Monsanto Roundup lawsuits continue to mount in courts around the United States, with Bayer AG reporting that the total number of filings now exceeds 52,000.
Meanwhile, logistical and financial concerns related to the global coronavirus pandemic continue to slow negotiations aimed as settling the massive litigation.
According to Bayer’s newly released first quarter earnings report, the number of Monsanto Roundup lawsuits have risen to 52,500 from 48,600 in February. All of the plaintiffs involved in the litigation claim that exposure to glyphosate, the active ingredient in Roundup weed killers, contributed to the development of non-Hodgkin’s lymphoma or one of its various subtypes.

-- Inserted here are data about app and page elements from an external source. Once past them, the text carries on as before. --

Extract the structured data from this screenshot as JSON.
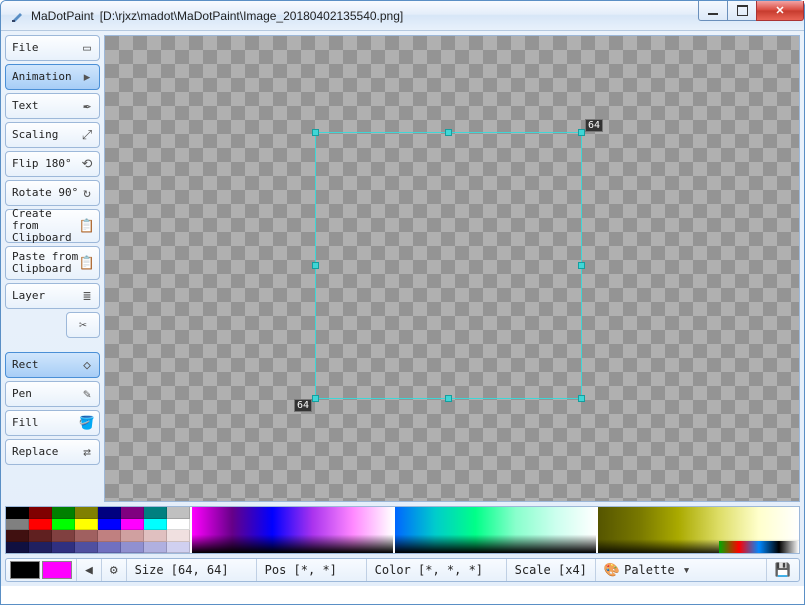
{
  "window": {
    "app_name": "MaDotPaint",
    "document_path": "[D:\\rjxz\\madot\\MaDotPaint\\Image_20180402135540.png]"
  },
  "toolbar": {
    "file": "File",
    "animation": "Animation",
    "text": "Text",
    "scaling": "Scaling",
    "flip": "Flip 180°",
    "rotate": "Rotate 90°",
    "create_clip": "Create from\nClipboard",
    "paste_clip": "Paste from\nClipboard",
    "layer": "Layer",
    "rect": "Rect",
    "pen": "Pen",
    "fill": "Fill",
    "replace": "Replace"
  },
  "canvas": {
    "selection_width": "64",
    "selection_height": "64"
  },
  "palette_swatches": [
    "#000000",
    "#800000",
    "#008000",
    "#808000",
    "#000080",
    "#800080",
    "#008080",
    "#c0c0c0",
    "#808080",
    "#ff0000",
    "#00ff00",
    "#ffff00",
    "#0000ff",
    "#ff00ff",
    "#00ffff",
    "#ffffff",
    "#401010",
    "#602020",
    "#804040",
    "#a06060",
    "#c08080",
    "#d0a0a0",
    "#e0c0c0",
    "#f0e0e0",
    "#101040",
    "#202060",
    "#303080",
    "#5050a0",
    "#7070c0",
    "#9090d0",
    "#b0b0e0",
    "#d0d0f0"
  ],
  "status": {
    "primary_color": "#000000",
    "secondary_color": "#ff00ff",
    "size_label": "Size [64, 64]",
    "pos_label": "Pos [*, *]",
    "color_label": "Color [*, *, *]",
    "scale_label": "Scale [x4]",
    "palette_label": "Palette"
  }
}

Bayer has lost all three Monsanto Roundup lawsuits that have gone to trial so far, with juries awarding plaintiffs compensatory and punitive damages totaling $191 billion. The company is appealing each of those verdicts.
Kenneth Feinberg, the prominent attorney behind the 9/11 Victims Compensation Fund and other high-profile legal settlements, was tapped to lead the Monsanto Roundup settlement negotiations last May. Earlier this year, reports indicated that the parties were close to a $10 billion agreement to resolve the vast majority of lawsuits. But it now appears those negotiations have stalled, partly due to the inability to meet in person during the pandemic.
“Covid-19 dynamics, including restrictions imposed in recent weeks, have caused meeting cancellations and delayed this process,” a Bayer spokesperson wrote. in an emailed statement to Bloomberg News.
“We cannot speculate about potential outcomes from the negotiations or timing, given the uncertainties surrounding the pandemic and the confidentiality of this process, but we remain committed to engaging” in good-faith talks, the statement continued.
Bayer had apparently planned to use some operating revenues to pay for the Monsanto Roundup settlement. But the company is now citing the economic uncertainty created by the coronavirus pandemic to justify renegotiating draft agreements that were yet to be finalized. According to Bloomberg, Bayer is trying to convince plaintiffs’ attorneys to take about 20% less than what was initially offered.
“Against the background of a looming recession and looking at, in part, considerable liquidity challenges, this applies now more than ever,” the company’s earnings report stated.
Bayer stock lost up to 47% of its value in the wake of the Monsanto Roundup verdicts. Angry shareholders have come to question the wisdom of the company’s $63 billion Monsanto acquisition, resulting in a rare vote of non-confidence for Bayer’s management team during last year’s shareholder meeting. Many see a settlement as key to lifting pressure on the company’s stock and they’ve been pushing for a quick resolution to the litigation.
Bayer did recently agree to pay $39.5 million to settle a false ad suit involving Monsanto Roundup. That accord also required the company to remove wording from the product’s label indicating glyphosate only affects an enzyme found in plants.